Interface dataset entries:
__________________________________________________
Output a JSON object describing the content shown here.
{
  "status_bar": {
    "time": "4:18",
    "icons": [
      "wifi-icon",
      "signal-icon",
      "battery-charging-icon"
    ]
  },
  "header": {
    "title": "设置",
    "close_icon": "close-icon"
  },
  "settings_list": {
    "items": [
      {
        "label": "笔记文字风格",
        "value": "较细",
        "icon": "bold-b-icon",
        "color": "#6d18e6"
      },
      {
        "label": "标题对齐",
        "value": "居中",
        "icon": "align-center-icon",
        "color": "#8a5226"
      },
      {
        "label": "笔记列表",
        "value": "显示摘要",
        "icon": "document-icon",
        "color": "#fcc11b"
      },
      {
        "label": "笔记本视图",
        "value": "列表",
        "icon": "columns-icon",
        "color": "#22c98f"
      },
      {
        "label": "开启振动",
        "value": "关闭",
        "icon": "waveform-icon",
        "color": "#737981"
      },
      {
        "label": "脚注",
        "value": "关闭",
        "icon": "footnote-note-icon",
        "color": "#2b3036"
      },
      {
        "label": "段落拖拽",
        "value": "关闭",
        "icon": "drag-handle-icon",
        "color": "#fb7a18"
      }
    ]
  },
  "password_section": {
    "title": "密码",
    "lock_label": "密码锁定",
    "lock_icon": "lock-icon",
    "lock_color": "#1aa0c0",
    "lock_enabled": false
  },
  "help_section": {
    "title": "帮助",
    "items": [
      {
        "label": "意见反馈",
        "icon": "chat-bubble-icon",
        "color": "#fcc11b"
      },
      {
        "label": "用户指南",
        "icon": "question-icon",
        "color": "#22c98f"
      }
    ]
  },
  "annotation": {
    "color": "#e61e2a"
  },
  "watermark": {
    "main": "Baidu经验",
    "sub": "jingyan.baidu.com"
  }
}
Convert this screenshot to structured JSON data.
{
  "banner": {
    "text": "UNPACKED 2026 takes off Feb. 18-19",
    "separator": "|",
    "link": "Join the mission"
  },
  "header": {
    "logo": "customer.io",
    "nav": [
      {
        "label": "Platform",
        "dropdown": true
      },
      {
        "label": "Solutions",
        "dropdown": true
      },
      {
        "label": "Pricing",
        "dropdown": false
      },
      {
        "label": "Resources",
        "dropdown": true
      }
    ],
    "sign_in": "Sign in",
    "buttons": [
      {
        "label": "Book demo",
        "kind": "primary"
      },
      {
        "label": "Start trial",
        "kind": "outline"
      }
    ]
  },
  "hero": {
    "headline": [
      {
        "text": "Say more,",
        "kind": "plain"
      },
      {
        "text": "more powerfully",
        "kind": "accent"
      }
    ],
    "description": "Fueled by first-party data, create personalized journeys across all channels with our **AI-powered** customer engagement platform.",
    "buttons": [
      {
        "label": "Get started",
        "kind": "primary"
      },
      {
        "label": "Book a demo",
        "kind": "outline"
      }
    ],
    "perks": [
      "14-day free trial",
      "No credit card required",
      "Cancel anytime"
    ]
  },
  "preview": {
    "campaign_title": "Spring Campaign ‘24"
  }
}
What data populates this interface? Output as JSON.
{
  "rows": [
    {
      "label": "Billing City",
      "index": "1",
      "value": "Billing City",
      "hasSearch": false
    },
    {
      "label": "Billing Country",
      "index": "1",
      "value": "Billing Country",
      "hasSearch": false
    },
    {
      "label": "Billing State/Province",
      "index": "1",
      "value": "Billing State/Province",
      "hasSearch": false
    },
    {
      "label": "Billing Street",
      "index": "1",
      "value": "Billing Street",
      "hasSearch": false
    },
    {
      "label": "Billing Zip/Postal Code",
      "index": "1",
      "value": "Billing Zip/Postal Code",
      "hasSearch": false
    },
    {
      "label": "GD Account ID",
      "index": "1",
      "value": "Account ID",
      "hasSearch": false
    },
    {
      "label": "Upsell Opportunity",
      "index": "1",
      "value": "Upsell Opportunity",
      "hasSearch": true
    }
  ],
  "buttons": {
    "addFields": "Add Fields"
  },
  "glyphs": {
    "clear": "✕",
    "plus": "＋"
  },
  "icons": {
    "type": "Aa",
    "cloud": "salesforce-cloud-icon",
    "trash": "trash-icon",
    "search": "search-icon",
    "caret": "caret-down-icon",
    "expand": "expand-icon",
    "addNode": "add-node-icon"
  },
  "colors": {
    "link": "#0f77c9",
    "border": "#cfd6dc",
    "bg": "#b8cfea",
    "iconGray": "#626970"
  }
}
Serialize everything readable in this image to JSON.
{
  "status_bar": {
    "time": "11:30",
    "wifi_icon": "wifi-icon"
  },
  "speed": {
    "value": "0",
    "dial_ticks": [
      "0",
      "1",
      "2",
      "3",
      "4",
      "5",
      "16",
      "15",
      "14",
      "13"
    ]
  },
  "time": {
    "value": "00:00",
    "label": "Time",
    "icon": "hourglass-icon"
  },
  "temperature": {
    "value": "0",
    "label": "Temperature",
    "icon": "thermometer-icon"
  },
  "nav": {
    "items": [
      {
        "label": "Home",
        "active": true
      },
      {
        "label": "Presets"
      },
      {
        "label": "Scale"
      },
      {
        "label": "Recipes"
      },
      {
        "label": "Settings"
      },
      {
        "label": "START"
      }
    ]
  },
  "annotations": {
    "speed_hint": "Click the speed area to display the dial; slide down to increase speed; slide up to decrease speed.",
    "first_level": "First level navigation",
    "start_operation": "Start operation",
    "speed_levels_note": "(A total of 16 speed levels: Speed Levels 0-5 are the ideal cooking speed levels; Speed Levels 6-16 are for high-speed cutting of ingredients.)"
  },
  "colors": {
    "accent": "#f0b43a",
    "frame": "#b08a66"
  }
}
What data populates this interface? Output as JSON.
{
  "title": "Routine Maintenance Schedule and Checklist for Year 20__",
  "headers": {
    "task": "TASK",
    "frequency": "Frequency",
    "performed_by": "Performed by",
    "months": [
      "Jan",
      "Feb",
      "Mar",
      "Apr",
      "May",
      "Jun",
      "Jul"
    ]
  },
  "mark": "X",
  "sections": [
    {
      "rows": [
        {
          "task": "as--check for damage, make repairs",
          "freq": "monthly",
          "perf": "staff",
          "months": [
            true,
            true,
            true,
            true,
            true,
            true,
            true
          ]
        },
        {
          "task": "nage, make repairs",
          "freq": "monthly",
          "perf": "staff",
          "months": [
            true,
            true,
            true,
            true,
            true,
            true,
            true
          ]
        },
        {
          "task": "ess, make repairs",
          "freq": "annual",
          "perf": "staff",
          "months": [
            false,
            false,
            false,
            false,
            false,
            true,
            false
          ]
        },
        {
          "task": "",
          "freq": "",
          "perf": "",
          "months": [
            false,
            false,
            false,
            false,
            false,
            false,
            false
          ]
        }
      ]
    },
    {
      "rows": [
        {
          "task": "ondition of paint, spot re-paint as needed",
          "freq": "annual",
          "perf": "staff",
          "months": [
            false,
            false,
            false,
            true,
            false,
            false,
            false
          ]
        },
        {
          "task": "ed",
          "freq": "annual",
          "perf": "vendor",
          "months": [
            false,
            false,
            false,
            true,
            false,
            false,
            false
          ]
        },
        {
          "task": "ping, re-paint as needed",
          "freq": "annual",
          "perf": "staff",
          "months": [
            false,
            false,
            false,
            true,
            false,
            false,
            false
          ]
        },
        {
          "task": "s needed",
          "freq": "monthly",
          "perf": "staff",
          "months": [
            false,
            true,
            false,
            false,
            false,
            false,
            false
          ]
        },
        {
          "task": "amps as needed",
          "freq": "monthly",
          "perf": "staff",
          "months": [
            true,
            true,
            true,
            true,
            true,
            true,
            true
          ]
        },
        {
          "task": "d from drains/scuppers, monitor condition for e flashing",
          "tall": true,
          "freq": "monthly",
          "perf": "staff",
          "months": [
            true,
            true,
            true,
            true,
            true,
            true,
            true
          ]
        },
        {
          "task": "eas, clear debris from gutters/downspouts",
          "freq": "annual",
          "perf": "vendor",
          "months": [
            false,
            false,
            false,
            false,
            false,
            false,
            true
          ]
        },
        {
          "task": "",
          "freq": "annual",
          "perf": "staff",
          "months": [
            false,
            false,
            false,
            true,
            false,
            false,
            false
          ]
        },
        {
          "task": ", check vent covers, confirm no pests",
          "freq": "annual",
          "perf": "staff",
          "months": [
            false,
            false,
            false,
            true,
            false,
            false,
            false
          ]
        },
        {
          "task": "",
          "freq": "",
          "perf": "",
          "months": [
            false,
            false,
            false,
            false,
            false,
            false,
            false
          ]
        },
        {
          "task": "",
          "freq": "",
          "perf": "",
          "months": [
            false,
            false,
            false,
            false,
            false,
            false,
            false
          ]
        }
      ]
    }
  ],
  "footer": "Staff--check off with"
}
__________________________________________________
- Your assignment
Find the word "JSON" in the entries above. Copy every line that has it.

- Answer box
Output a JSON object describing the content shown here.
Convert this screenshot to structured JSON data.
What data populates this interface? Output as JSON.
Serialize everything readable in this image to JSON.
What data populates this interface? Output as JSON.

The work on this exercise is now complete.